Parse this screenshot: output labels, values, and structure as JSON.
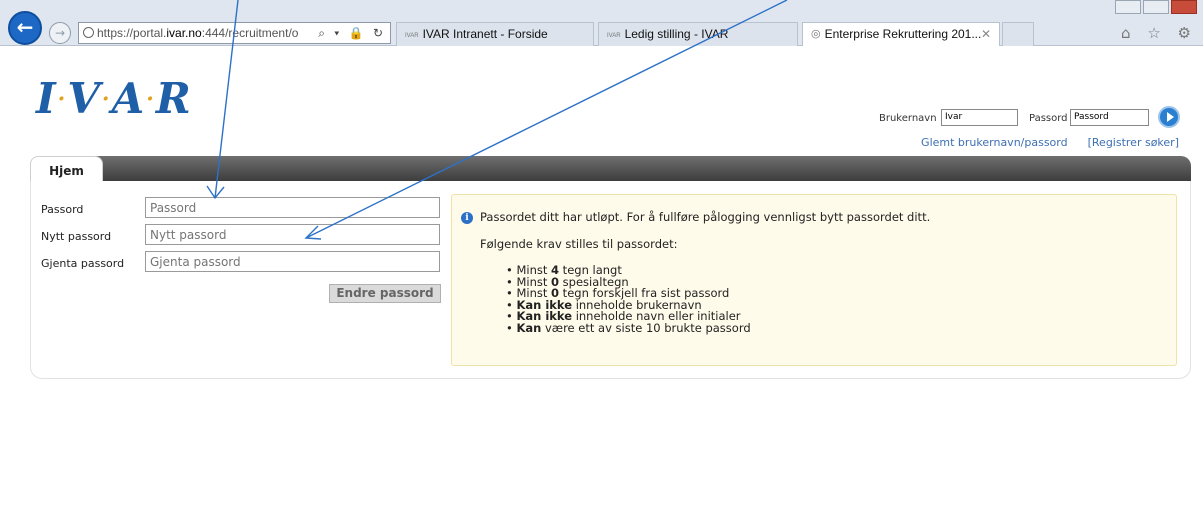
{
  "browser": {
    "back_icon": "back-arrow-icon",
    "forward_icon": "forward-arrow-icon",
    "address": {
      "prefix": "https://portal.",
      "host": "ivar.no",
      "suffix": ":444/recruitment/o",
      "tools": "⌕ ▾ 🔒 ↻"
    },
    "tabs": [
      {
        "label": "IVAR Intranett - Forside",
        "active": false
      },
      {
        "label": "Ledig stilling - IVAR",
        "active": false
      },
      {
        "label": "Enterprise Rekruttering 201...",
        "active": true
      }
    ],
    "tab_close": "✕",
    "tool_icons": "⌂ ☆ ⚙"
  },
  "header": {
    "logo_letters": [
      "I",
      "V",
      "A",
      "R"
    ],
    "logo_separator": "·",
    "login": {
      "username_label": "Brukernavn",
      "username_value": "Ivar",
      "password_label": "Passord",
      "password_value": "Passord"
    },
    "links": {
      "forgot": "Glemt brukernavn/passord",
      "register": "[Registrer søker]"
    }
  },
  "nav": {
    "home_tab": "Hjem"
  },
  "form": {
    "password_label": "Passord",
    "password_placeholder": "Passord",
    "new_password_label": "Nytt passord",
    "new_password_placeholder": "Nytt passord",
    "repeat_password_label": "Gjenta passord",
    "repeat_password_placeholder": "Gjenta passord",
    "submit_label": "Endre passord"
  },
  "info": {
    "icon": "i",
    "message": "Passordet ditt har utløpt. For å fullføre pålogging vennligst bytt passordet ditt.",
    "requirements_heading": "Følgende krav stilles til passordet:",
    "requirements": [
      {
        "pre": "Minst ",
        "bold": "4",
        "post": " tegn langt"
      },
      {
        "pre": "Minst ",
        "bold": "0",
        "post": " spesialtegn"
      },
      {
        "pre": "Minst ",
        "bold": "0",
        "post": " tegn forskjell fra sist passord"
      },
      {
        "pre": "",
        "bold": "Kan ikke",
        "post": " inneholde brukernavn"
      },
      {
        "pre": "",
        "bold": "Kan ikke",
        "post": " inneholde navn eller initialer"
      },
      {
        "pre": "",
        "bold": "Kan",
        "post": " være ett av siste 10 brukte passord"
      }
    ]
  },
  "colors": {
    "brand_blue": "#1f5fa7",
    "logo_dot": "#e0a21b",
    "link_blue": "#3d6fb3",
    "info_bg": "#fffbea",
    "annotation_arrow": "#2d72c6"
  }
}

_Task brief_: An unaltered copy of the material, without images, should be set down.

_Output for this task_:
Parse this screenshot: output labels, values, and structure as JSON.
{
  "browser": {
    "back_icon": "back-arrow-icon",
    "forward_icon": "forward-arrow-icon",
    "address": {
      "prefix": "https://portal.",
      "host": "ivar.no",
      "suffix": ":444/recruitment/o",
      "tools": "⌕ ▾ 🔒 ↻"
    },
    "tabs": [
      {
        "label": "IVAR Intranett - Forside",
        "active": false
      },
      {
        "label": "Ledig stilling - IVAR",
        "active": false
      },
      {
        "label": "Enterprise Rekruttering 201...",
        "active": true
      }
    ],
    "tab_close": "✕",
    "tool_icons": "⌂ ☆ ⚙"
  },
  "header": {
    "logo_letters": [
      "I",
      "V",
      "A",
      "R"
    ],
    "logo_separator": "·",
    "login": {
      "username_label": "Brukernavn",
      "username_value": "Ivar",
      "password_label": "Passord",
      "password_value": "Passord"
    },
    "links": {
      "forgot": "Glemt brukernavn/passord",
      "register": "[Registrer søker]"
    }
  },
  "nav": {
    "home_tab": "Hjem"
  },
  "form": {
    "password_label": "Passord",
    "password_placeholder": "Passord",
    "new_password_label": "Nytt passord",
    "new_password_placeholder": "Nytt passord",
    "repeat_password_label": "Gjenta passord",
    "repeat_password_placeholder": "Gjenta passord",
    "submit_label": "Endre passord"
  },
  "info": {
    "icon": "i",
    "message": "Passordet ditt har utløpt. For å fullføre pålogging vennligst bytt passordet ditt.",
    "requirements_heading": "Følgende krav stilles til passordet:",
    "requirements": [
      {
        "pre": "Minst ",
        "bold": "4",
        "post": " tegn langt"
      },
      {
        "pre": "Minst ",
        "bold": "0",
        "post": " spesialtegn"
      },
      {
        "pre": "Minst ",
        "bold": "0",
        "post": " tegn forskjell fra sist passord"
      },
      {
        "pre": "",
        "bold": "Kan ikke",
        "post": " inneholde brukernavn"
      },
      {
        "pre": "",
        "bold": "Kan ikke",
        "post": " inneholde navn eller initialer"
      },
      {
        "pre": "",
        "bold": "Kan",
        "post": " være ett av siste 10 brukte passord"
      }
    ]
  },
  "colors": {
    "brand_blue": "#1f5fa7",
    "logo_dot": "#e0a21b",
    "link_blue": "#3d6fb3",
    "info_bg": "#fffbea",
    "annotation_arrow": "#2d72c6"
  }
}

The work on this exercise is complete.